Our Score: 5 out of 5 stars
DEAR READERS: No need to panic. You did not wake up in 1984. There are no less than three major releases opening this week but the powers that be at the studios did not think them worthy of being screened early. However, as the good people at AMC Theatres have decided to screen “Ghostbusters” every Thursday evening in the month of October, I thought it would be fun to review it as if I had never seen it before. Enjoy!
Bill Murray wanted to be serious.
Coming off such hit comedies as “Caddyshack,” “Stripes” and “Tootsie,” Murray, like many funny people, hoped to challenge himself creatively. He convinced Columbia to put up $13 million for him to star in a remake of the film “The Razor’s Edge,” with Murray himself starring in the role played by Tyrone Power. Unwilling to finance the film at first, Columbia then became aware of a screenplay that Dan Aykroyd had written for he and his pal John Belushi to star in entitled “Ghost Smashers.” In short, Murray replaced Belushi, Columbia ponied up the thirteen mill and a comedy classic was born.
New York City. When we first meet Dr. Peter Venkman (Murray) he is giving an ESP test to two volunteer students, to no avail. He is interrupted by his two colleagues, Ray Stantz (Aykroyd) and Egon Spengler (Ramis) who inform him of a possible ghost sighting at the local library. Once there the trio meet up with the ghostly image of a long dead librarian. This contact encourages them to start their own business, which will allow the public with spirit problems to call for help. They call themselves Ghostbusters.
Co-written by Aykroyd and Ramis, “Ghostbusters” is a fun romp with a couple of comedy’s greatest stars at the top of their game. Murray brings his familiar dead pan expression to the forefront here, milking it for all it’s worth. He has some of the better lines and his timing is impeccable. Same with Aykroyd and Ramis. This is Ramis’ second feature film (following “Stripes”) but he more than holds his own alongside his co-stars. Supporting players Sigourney Weaver, Rick Moranis, Ernie Hudson and Annie Potts also do well, with the normally straight laced Weaver taking a turn as a seductive she-demon.

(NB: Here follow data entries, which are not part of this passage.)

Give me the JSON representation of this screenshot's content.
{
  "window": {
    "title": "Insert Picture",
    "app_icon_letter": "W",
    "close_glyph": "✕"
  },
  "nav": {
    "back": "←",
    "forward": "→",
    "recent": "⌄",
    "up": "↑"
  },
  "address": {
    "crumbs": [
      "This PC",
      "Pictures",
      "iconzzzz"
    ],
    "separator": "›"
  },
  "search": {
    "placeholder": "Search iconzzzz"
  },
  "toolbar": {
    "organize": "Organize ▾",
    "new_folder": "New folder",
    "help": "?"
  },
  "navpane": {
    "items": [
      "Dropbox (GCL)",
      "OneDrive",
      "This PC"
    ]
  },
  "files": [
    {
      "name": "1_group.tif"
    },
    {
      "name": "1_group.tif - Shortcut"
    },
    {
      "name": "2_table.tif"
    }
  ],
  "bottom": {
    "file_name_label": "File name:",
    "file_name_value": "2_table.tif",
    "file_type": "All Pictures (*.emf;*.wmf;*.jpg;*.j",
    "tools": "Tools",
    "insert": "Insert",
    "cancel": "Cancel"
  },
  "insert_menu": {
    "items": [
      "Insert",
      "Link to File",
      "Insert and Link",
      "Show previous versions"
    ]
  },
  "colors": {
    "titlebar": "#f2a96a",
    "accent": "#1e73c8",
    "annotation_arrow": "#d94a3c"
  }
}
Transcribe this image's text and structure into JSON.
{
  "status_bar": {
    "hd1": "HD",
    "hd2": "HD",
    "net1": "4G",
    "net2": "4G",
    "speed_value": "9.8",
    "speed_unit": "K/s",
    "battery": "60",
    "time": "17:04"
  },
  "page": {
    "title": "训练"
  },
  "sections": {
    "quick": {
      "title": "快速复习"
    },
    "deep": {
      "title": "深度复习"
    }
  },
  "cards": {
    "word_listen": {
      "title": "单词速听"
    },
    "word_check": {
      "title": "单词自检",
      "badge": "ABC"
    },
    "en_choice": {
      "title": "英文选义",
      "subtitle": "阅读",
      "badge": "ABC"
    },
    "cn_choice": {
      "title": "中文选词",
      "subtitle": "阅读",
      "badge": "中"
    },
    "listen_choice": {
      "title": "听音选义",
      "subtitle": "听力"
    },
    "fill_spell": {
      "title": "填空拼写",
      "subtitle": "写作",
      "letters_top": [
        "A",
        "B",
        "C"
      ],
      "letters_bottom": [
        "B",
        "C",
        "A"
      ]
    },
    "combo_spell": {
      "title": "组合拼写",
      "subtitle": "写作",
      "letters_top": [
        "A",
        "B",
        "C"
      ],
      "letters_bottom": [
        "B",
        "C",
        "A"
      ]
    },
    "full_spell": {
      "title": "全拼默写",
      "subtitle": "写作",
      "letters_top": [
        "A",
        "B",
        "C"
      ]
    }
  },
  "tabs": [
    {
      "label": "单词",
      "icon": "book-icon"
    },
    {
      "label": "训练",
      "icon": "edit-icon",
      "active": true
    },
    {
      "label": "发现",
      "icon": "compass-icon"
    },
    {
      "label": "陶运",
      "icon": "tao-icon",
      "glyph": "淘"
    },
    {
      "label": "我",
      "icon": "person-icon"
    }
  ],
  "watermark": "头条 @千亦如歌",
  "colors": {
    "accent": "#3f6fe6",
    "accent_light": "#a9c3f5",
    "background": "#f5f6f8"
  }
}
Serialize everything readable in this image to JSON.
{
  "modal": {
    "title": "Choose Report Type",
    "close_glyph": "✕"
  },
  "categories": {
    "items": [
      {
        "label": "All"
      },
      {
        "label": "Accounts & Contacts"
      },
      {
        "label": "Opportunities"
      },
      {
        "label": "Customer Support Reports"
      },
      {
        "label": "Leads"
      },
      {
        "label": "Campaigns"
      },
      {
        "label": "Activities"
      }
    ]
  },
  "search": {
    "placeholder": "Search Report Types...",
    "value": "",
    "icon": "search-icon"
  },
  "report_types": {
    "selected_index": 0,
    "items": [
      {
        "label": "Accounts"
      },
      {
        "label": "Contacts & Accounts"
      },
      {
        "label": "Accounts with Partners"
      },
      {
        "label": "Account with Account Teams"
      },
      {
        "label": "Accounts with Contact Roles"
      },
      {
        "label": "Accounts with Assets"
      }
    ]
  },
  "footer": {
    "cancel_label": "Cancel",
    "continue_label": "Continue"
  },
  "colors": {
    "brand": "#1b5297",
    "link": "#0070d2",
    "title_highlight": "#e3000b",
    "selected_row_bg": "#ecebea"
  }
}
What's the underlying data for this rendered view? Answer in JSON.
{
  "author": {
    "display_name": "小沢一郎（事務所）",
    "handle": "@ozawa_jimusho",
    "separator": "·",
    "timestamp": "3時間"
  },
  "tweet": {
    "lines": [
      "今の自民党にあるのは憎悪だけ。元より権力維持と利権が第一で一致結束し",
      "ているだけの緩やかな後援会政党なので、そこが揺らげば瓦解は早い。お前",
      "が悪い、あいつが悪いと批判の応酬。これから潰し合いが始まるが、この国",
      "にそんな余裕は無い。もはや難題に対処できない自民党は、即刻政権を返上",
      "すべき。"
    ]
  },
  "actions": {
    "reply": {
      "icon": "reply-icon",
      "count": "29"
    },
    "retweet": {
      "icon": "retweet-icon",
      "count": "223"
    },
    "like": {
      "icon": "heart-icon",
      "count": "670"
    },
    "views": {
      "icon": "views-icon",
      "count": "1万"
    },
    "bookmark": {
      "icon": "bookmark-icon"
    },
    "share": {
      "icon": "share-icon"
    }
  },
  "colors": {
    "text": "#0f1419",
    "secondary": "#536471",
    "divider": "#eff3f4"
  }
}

If there is anything poorly done in the film it is the special effects. (NOTE: Even by 1984 standards, the effects were pretty crappy. Surprisingly, “Ghostbusters” was nominated for the Special Visual Effects Oscar, along with “2010” and the film that would win the award, “Indiana Jones and the Temple of Doom.”) Most of the stop motion is quite jumpy while the nuclear “blasts” from the Ghostbusters’ weapons is not rendered cleanly. I will say that the spiritually conjured up Stay-Puft Marshmallow Man is pretty impressive. (NOTE: like a lot of movies filmed in New York City prior to September 11, 2001, there are many shots of the World Trade Center, which gave me, and the audience, pause when they first appear on screen.)
History will show that “Ghostbusters” went on to become, until “Home Alone,” the highest grossing comedy of all time, earning $13 million in its opening weekend, which I’m sure Columbia put towards the box office bomb that was “The Razor’s Edge.” Murray continued to get serious and in 2003 he earned a Best Actor Academy Award nomination for his work in “Lost in Translation.”
Read about “Ghostbusters III” in our exclusive interview with Ernie Hudson here.